- The Two Kinds of Self-Love: There is a healthy self-love and an unhealthy self-love. The unhealthy self-love is a kind of idolatry, a worship of self. This is self-absorption, self-centeredness, conceit, vanity, arrogance, and narrow-mindedness. This is sinful self-love. It must be resisted and gradually put to death if we are truly going to enter into Christ’s Kingdom. But there is also a healthy self-love. Jesus mentions it in the second great commandment: to love your neighbor as yourself. Healthy self-love involves loving God, because it involves seeing ourselves through his eyes, and he has loved us so much that he gave his only Son, so that everyone who believes in him might not perish but might have eternal life. Healthy self-love accepts the eternal value of one’s own existence, the uniqueness of it, the divine action evident in its very consistency. Healthy self-love rejoices in one’s gifts, opportunities, and achievements as much as in others’. Healthy self-love accepts one’s own limitations and is happy to take reasonable care of oneself as a way of being a good steward of the gift of existence received from God. In a fallen world, especially in a popular culture that has been so thoroughly secularized that we no longer even recognize the true dignity of the human person and God’s plan for us, this healthy self-love is in short supply. That is a big problem. After all, how can we love our neighbor as ourselves if we don’t know how to love ourselves as God loves us?
Conversing with Christ: Help me, Lord. I don’t come to you to ask about which commandment is the greatest; I come to you to beg you, from the depths of my heart, for the grace I need to live those commandments as you want me to. My love is so paltry, so contaminated. I am so insecure, so doubtful of your love for me, so in need of your grace. Please heal me; open my eyes to see you loving me in all things and to see the path forward on which I can grow in loving you and loving my neighbor as myself.
Resolution: Lord, today by your grace I will pause at least two times in the middle of my normal activities in order to plug them into the two great loves, simply by offering a little prayer.
For Further Reflection: Watch this Spiritual Smoothie about how the Sacred Heart of Jesus is a flood of love meant to enable us to love him and others in return.
Written by Fr. John Bartunek, LC.

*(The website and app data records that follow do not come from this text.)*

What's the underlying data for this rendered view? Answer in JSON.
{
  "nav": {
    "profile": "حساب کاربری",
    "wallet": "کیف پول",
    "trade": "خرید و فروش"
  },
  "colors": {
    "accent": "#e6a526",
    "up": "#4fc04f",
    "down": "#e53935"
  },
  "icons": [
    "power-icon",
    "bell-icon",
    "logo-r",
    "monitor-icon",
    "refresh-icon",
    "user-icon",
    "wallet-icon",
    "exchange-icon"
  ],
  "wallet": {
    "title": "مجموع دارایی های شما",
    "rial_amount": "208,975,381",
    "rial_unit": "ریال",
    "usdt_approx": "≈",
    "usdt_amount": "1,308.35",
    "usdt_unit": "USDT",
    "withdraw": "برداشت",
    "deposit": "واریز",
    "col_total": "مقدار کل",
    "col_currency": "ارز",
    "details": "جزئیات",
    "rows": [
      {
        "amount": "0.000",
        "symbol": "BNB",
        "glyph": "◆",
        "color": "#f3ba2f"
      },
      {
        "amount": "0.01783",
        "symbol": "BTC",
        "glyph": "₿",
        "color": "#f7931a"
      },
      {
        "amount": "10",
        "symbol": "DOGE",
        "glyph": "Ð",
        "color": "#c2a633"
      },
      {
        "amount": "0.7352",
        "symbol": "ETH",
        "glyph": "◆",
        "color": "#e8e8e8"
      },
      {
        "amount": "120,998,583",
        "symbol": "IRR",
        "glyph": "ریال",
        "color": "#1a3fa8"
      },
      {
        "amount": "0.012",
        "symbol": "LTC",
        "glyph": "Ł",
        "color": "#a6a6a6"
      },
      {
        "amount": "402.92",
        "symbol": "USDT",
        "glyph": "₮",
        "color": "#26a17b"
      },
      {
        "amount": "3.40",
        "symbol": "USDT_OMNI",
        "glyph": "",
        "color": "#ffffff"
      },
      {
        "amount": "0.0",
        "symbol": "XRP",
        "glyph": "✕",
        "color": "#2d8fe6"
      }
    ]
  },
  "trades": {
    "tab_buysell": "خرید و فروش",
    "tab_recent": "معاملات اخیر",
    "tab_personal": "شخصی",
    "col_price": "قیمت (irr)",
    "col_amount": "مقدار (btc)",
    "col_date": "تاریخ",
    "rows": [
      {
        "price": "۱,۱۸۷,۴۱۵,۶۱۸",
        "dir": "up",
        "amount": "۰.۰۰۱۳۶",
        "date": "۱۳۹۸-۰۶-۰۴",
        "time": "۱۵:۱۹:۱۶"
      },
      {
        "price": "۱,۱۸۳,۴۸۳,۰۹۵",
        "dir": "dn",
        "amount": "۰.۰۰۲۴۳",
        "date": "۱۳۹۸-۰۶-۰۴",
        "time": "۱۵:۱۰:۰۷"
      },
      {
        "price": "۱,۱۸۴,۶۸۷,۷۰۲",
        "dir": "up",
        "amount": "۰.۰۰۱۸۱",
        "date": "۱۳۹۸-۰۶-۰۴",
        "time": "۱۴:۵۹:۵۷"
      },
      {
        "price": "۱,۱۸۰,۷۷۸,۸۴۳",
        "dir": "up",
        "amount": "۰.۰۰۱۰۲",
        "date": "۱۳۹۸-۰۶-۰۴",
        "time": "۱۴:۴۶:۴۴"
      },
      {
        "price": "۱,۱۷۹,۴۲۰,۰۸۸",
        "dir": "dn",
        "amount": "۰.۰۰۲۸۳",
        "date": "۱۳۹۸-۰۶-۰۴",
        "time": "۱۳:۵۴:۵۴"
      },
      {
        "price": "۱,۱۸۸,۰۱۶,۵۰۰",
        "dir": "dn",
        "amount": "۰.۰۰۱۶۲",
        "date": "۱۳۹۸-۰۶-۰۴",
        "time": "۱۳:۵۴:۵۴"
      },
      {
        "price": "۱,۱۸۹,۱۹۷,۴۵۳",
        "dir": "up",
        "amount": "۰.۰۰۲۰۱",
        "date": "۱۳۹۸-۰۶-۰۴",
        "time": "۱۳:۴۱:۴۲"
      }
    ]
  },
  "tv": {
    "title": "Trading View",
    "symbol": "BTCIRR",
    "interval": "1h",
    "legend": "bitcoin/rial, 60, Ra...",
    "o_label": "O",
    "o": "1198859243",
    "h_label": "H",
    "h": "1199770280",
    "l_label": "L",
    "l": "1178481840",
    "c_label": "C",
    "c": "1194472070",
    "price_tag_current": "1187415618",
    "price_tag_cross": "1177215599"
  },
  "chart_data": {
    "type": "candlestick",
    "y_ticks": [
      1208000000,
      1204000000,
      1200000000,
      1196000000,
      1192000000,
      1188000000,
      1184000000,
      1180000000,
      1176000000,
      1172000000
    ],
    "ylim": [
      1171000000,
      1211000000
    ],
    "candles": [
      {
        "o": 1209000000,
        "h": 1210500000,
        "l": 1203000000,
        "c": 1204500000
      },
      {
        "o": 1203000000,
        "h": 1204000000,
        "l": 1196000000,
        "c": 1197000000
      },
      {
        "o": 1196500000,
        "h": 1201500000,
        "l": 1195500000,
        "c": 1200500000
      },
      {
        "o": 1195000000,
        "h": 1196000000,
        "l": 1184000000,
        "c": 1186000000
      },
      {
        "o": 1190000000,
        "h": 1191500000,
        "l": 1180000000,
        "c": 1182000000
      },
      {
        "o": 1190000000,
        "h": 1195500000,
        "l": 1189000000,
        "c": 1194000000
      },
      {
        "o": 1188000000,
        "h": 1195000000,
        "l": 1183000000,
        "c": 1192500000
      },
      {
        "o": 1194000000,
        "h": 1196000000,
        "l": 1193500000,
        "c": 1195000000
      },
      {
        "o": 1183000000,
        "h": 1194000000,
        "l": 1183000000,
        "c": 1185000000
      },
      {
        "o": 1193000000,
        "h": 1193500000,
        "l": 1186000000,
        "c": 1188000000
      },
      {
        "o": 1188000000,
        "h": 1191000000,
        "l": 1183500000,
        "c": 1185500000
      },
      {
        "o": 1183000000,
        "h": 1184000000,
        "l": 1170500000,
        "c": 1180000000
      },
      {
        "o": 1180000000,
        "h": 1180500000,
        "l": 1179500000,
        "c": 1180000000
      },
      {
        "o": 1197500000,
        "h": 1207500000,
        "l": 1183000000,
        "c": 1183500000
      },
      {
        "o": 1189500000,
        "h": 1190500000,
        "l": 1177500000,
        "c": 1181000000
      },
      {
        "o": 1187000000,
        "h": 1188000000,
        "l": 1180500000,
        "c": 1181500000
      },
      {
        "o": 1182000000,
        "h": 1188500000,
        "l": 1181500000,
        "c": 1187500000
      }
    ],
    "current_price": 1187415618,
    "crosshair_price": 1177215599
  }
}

What did you think?
Share your review! Just log in or create your free account.
A beautiful and thoughtful commentary on today’s Gospel. Thank you so much, Fr. John. May God bless you and keep you.